BSU will also host a movie night where ‘Black Panther Forever’ will be playing from 5pm-8pm in the school auditorium on Feb, 10.
On Feb.17, there is Divine Nine Day, when fraternities and sororities from Historically Black Colleges and Universities come to CHS. The representatives of some of the oldest fraternities and sororities in the country come out to mentor and talk to students about the opportunities that HBCUs have to offer.
Unity Skate Night, an event put on by the BSU and will feature various clubs from CHS. Clubs like the BSU, the Gay/Straight Alliance, Childhood Cancer Association and the Hispanic Heritage and Latin Clubs will compete in color wars. Each club will have a certain color of shirt and the club that has the most people at the event, wins.
The BSU is all inclusive and invites any part of the student body to come and see what they are all about. Black History Month in a school like CHS shows the African American student population that they are thought of and seen. For some students, it’s the only way to celebrate Black History Month.
Taylor Foote, BSU president says that when the school does something like this to represent the Black student body, it’s really a big deal. Foote said that because of the BSU and CHS she can actually participate in and celebrate these types of events.

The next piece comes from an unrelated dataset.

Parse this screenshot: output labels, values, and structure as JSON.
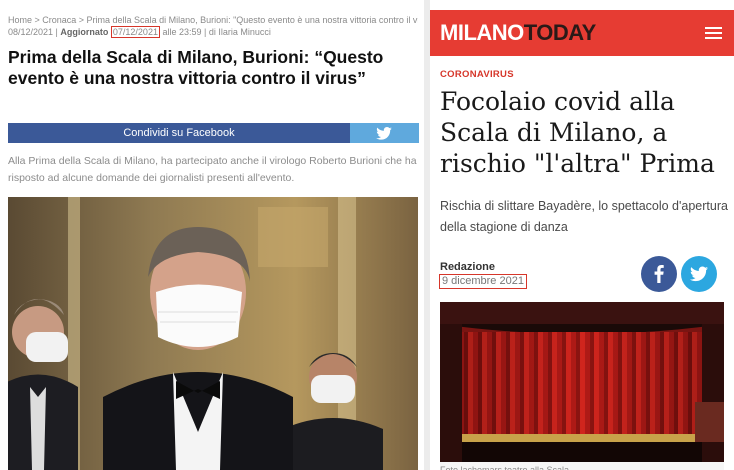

“When we do stuff like this at school it really is a big thing for me because I get to be involved,” Foote said. “I am really happy the BSU exists and that we have this month at the school where we can celebrate.”